Gauss Malware: What You Need to Know
Another day, another scary computer virus tearing through the Middle East. The latest piece of malware is called Gauss, and it's designed to steal bank account credentials while gathering as much information about the infected machines as possible.
Should the new Gauss malware be of concern to the average PC user? Probably not, but it never hurts to bone up on the basics anyway:
What's unique about Gauss?
Gauss is cut from the same cloth as the Flame malware that spread through Iran and the Middle East earlier this year, and is reminiscent of the infamous Stuxnet worm.
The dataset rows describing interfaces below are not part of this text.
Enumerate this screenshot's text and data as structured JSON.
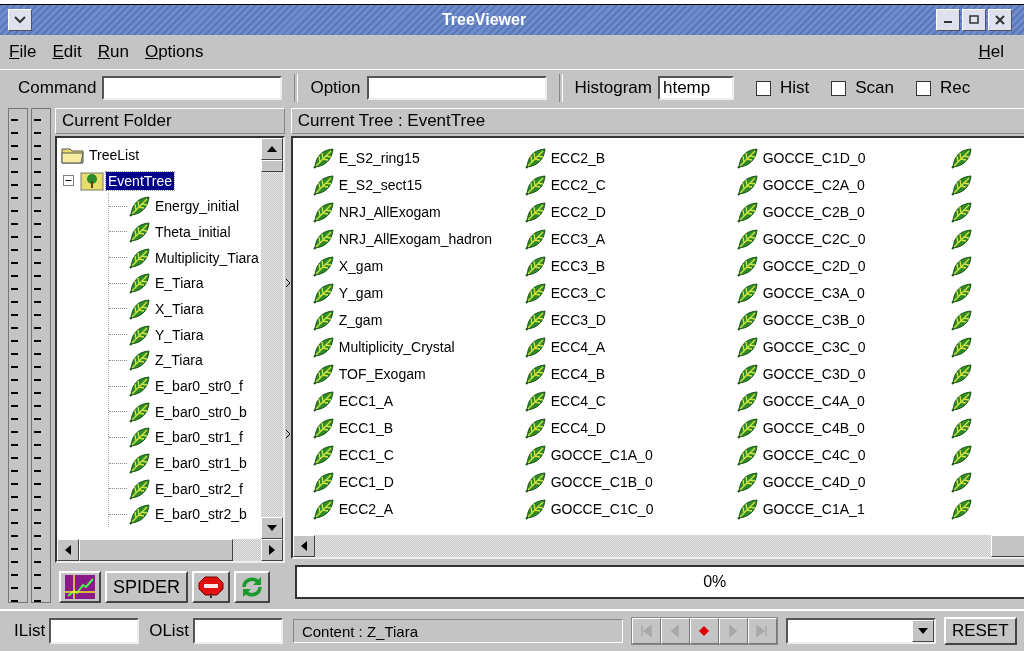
{
  "window": {
    "title": "TreeViewer"
  },
  "menu": [
    {
      "label": "File"
    },
    {
      "label": "Edit"
    },
    {
      "label": "Run"
    },
    {
      "label": "Options"
    }
  ],
  "help_menu": {
    "label": "Hel"
  },
  "toolbar": {
    "fields": [
      {
        "label": "Command"
      },
      {
        "label": "Option"
      },
      {
        "label": "Histogram",
        "value": "htemp"
      }
    ],
    "checkboxes": [
      {
        "label": "Hist",
        "checked": false
      },
      {
        "label": "Scan",
        "checked": false
      },
      {
        "label": "Rec",
        "checked": false
      }
    ]
  },
  "folder_panel": {
    "title": "Current Folder",
    "tree": [
      {
        "label": "TreeList",
        "kind": "folder",
        "selected": false,
        "children": [
          {
            "label": "EventTree",
            "kind": "tree",
            "expanded": true,
            "selected": true,
            "children": [
              {
                "label": "Energy_initial",
                "kind": "leaf",
                "selected": false
              },
              {
                "label": "Theta_initial",
                "kind": "leaf",
                "selected": false
              },
              {
                "label": "Multiplicity_Tiara",
                "kind": "leaf",
                "selected": false
              },
              {
                "label": "E_Tiara",
                "kind": "leaf",
                "selected": false
              },
              {
                "label": "X_Tiara",
                "kind": "leaf",
                "selected": false
              },
              {
                "label": "Y_Tiara",
                "kind": "leaf",
                "selected": false
              },
              {
                "label": "Z_Tiara",
                "kind": "leaf",
                "selected": false
              },
              {
                "label": "E_bar0_str0_f",
                "kind": "leaf",
                "selected": false
              },
              {
                "label": "E_bar0_str0_b",
                "kind": "leaf",
                "selected": false
              },
              {
                "label": "E_bar0_str1_f",
                "kind": "leaf",
                "selected": false
              },
              {
                "label": "E_bar0_str1_b",
                "kind": "leaf",
                "selected": false
              },
              {
                "label": "E_bar0_str2_f",
                "kind": "leaf",
                "selected": false
              },
              {
                "label": "E_bar0_str2_b",
                "kind": "leaf",
                "selected": false
              }
            ]
          }
        ]
      }
    ],
    "buttons": [
      {
        "kind": "graph"
      },
      {
        "kind": "text",
        "label": "SPIDER"
      },
      {
        "kind": "stop"
      },
      {
        "kind": "refresh"
      }
    ]
  },
  "tree_panel": {
    "title": "Current Tree : EventTree",
    "columns": [
      [
        "E_S2_ring15",
        "E_S2_sect15",
        "NRJ_AllExogam",
        "NRJ_AllExogam_hadron",
        "X_gam",
        "Y_gam",
        "Z_gam",
        "Multiplicity_Crystal",
        "TOF_Exogam",
        "ECC1_A",
        "ECC1_B",
        "ECC1_C",
        "ECC1_D",
        "ECC2_A"
      ],
      [
        "ECC2_B",
        "ECC2_C",
        "ECC2_D",
        "ECC3_A",
        "ECC3_B",
        "ECC3_C",
        "ECC3_D",
        "ECC4_A",
        "ECC4_B",
        "ECC4_C",
        "ECC4_D",
        "GOCCE_C1A_0",
        "GOCCE_C1B_0",
        "GOCCE_C1C_0"
      ],
      [
        "GOCCE_C1D_0",
        "GOCCE_C2A_0",
        "GOCCE_C2B_0",
        "GOCCE_C2C_0",
        "GOCCE_C2D_0",
        "GOCCE_C3A_0",
        "GOCCE_C3B_0",
        "GOCCE_C3C_0",
        "GOCCE_C3D_0",
        "GOCCE_C4A_0",
        "GOCCE_C4B_0",
        "GOCCE_C4C_0",
        "GOCCE_C4D_0",
        "GOCCE_C1A_1"
      ]
    ],
    "progress": {
      "level": 0,
      "reading": "0%"
    }
  },
  "status_bar": {
    "fields": [
      {
        "label": "IList"
      },
      {
        "label": "OList"
      }
    ],
    "content": "Content : Z_Tiara",
    "nav_buttons": [
      {
        "kind": "first",
        "disabled": true
      },
      {
        "kind": "previous",
        "disabled": true
      },
      {
        "kind": "record",
        "disabled": false
      },
      {
        "kind": "next",
        "disabled": true
      },
      {
        "kind": "last",
        "disabled": true
      }
    ],
    "reset": "RESET"
  }
}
But unlike those instruments of cyber-warfare, Gauss' main purpose is to target banking information from Lebanese banks as well as Citibank and PayPal, according to Kaspersky. The purpose of this targeting is likely espionage, rather than theft.
Which operating systems does Gauss infect?
Gauss primarily infects 32-bit versions of Windows, though a separate spy module for USB drives can collect information from 64-bit systems. Infections are mainly split between Windows 7 and Windows XP, although some of the Gauss modules don't work against Windows 7 Service Pack 1. Mac and Linux machines appear to be safe.
Who's getting infected?
Almost all known incidents have taken place in the Middle East, with 1,660 infections in Lebanon, 483 in Israel, and 261 in Palestinian territory. Although 43 incidents were reported in the United States, Kaspersky suspects that those computers were actually located in the Middle East, and merely using VPNs or anonymity networks. Kaspersky tracked 2,500 infections, but that only covers users of Kaspersky's antivirus products--the real number of infections is certainly higher.
When did Gauss operate, and is it still active?
Kaspersky says the first known infections began in September or October of last year, but went offline in July 2012.
What's the danger to average users?
Not much. Gauss attacks were targeted toward one region of the world, and mostly in one country. The number of targeted attacks were high for such a small area, Kaspersky says, but it doesn't look like the malware was allowed to spread.
Any way to find out if you're infected?
Fortunately, Gauss left a calling card: Infected computers received a custom font called “Palida Narrow,” so testing for infection is as simple as finding the font. You can also check over the Web through Kaspersky's Website.